infusions (CI, 0.1–3.6 per 105
rFVIIa has been evaluated in a recent randomized clinical trial of 179 cardiac surgery patients with postoperative bleeding.30
The primary study endpoint was the incidence of critical serious adverse events, defined as either death or thromboembolic complications. Owing to a trend towards increasing critical serious adverse events after rFVIIa treatment (odds ratio, 1.67; CI, 0.50–5.47), the investigators cautioned that further clinical trials are required.
The pig has been extensively utilized as a model for evaluating haemostasis after administration of human PCC14,21,22
and human rFVIIa.22,31–38
Certain uncertainties are inherent in such studies.
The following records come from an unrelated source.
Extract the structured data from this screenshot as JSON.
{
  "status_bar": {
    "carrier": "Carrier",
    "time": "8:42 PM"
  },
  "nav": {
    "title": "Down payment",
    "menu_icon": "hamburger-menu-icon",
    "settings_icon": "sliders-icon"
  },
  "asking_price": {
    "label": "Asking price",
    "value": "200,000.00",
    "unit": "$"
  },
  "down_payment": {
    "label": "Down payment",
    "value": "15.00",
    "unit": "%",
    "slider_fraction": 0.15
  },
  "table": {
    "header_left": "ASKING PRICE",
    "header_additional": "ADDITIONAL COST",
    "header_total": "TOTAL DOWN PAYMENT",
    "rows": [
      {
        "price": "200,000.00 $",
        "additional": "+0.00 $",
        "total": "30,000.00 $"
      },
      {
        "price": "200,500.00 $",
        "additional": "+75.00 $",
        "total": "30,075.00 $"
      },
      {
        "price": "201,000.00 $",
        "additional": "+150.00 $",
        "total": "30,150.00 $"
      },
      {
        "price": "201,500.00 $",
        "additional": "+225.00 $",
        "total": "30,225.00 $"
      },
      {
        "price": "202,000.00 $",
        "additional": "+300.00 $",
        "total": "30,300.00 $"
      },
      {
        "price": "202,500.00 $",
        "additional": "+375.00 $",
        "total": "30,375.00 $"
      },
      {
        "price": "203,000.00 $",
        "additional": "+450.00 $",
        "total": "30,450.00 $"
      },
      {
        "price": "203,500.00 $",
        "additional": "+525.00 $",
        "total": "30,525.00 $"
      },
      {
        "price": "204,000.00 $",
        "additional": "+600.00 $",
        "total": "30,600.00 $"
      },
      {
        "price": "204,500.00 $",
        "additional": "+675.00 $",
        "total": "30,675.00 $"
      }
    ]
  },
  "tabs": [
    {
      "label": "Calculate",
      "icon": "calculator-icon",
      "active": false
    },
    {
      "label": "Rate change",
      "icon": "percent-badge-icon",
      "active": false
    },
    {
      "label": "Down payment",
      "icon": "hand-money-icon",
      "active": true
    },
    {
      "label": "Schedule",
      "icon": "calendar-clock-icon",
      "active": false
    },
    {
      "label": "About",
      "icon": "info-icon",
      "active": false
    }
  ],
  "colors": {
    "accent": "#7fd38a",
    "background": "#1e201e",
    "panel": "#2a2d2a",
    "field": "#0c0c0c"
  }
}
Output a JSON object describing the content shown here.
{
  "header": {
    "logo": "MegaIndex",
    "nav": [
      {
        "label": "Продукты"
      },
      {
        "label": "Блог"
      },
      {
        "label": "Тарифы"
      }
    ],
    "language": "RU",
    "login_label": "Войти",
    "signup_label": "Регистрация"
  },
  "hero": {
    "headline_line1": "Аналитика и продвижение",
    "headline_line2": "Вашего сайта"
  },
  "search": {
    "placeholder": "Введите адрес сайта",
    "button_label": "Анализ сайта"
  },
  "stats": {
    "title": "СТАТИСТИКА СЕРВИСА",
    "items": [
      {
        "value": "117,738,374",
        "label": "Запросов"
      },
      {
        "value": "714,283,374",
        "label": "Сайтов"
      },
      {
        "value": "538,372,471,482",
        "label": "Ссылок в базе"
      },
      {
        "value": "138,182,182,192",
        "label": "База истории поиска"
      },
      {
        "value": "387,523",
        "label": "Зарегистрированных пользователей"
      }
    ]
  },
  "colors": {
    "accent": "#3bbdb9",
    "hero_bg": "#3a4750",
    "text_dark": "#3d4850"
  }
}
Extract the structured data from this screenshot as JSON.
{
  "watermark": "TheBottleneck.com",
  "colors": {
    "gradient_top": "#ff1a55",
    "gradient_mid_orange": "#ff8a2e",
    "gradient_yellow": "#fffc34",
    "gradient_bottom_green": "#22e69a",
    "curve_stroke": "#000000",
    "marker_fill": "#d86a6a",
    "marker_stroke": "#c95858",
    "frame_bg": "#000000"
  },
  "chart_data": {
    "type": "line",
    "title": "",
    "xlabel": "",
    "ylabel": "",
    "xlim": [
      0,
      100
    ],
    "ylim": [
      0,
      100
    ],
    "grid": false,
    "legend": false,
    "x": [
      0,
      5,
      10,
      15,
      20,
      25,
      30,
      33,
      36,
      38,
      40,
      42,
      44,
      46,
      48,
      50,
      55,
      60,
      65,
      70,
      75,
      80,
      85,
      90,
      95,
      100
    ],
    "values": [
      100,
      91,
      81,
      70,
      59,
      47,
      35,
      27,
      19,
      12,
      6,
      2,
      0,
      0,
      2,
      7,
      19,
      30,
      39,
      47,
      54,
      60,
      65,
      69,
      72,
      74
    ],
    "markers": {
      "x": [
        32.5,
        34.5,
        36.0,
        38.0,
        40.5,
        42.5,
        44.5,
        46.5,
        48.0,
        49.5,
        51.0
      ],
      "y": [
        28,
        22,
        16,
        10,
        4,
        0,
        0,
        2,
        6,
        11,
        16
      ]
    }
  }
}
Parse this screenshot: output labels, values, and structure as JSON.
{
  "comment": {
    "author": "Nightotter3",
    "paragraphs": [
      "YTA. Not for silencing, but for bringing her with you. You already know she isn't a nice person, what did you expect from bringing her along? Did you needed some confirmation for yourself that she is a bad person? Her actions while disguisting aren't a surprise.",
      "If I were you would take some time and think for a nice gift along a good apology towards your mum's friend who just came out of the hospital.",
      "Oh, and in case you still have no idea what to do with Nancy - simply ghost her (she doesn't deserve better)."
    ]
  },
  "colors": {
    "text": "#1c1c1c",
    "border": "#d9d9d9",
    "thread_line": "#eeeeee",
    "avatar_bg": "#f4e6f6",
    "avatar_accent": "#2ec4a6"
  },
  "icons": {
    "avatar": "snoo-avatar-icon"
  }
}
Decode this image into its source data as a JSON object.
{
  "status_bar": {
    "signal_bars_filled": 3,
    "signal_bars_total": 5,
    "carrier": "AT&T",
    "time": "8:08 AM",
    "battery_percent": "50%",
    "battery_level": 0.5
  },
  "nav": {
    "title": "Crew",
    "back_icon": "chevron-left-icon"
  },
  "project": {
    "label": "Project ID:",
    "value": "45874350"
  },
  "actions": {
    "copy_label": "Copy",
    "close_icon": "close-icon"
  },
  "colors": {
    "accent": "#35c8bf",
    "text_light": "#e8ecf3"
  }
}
The activity, bioavailability, or both of the human protein might be attenuated in the porcine host.34
Assays of PT or thrombin generation optimized for measurements of human samples may yield disparate results in the pig. For instance, PT measured with a porcine-specific assay is greater by over three-fold than with the standard assay designed for human specimens.37,39
The porcine-specific assay revealed a nearly 50% prolongation of PT during hypothermia, while no effect was detectable by the standard assay method.39
It is possible that the use of the standard assay may account for the relatively small impact of CPB on PT in the present study, despite the substantial increase in blood loss observed after CPB and saline infusion. In any case, large absolute differences in PT assay values may not translate into major differences in the observed relative effects of human haemostatic proteins in the pig model. Thus, despite an over three-fold absolute PT difference at baseline, the average relative shortening of PT by 90 µg kg−1
human rFVIIa was comparable when measured by standard assay (64%) vs
the porcine-specific method (51%).37
The thrombin generation assay used in the present study was optimized for human samples, and the possibility cannot be excluded of differences in results compared with those that might have been generated by a porcine-specific method. Nonetheless, assay differences could not have affected bleeding, and the observed increase in thrombin generation by PCC relative to saline was accompanied by a corresponding decrease in blood loss. Furthermore, in two pig studies of dilutional coagulopathy and trauma, human PCC augmented thrombin generation compared with human rFVIIa and with both standard- and high-dose porcine PCC.14,22
In both studies, corresponding acceleration of haemostasis by PCC vs
those control agents was demonstrated.
In light of the data reviewed above, PCC appears to be a versatile haemostatic agent suitable for use in indications involving multiple clotting factor deficiencies. Further clinical studies are needed to define the appropriate role for PCC in CPB. The present results provide encouragement to embark upon such studies.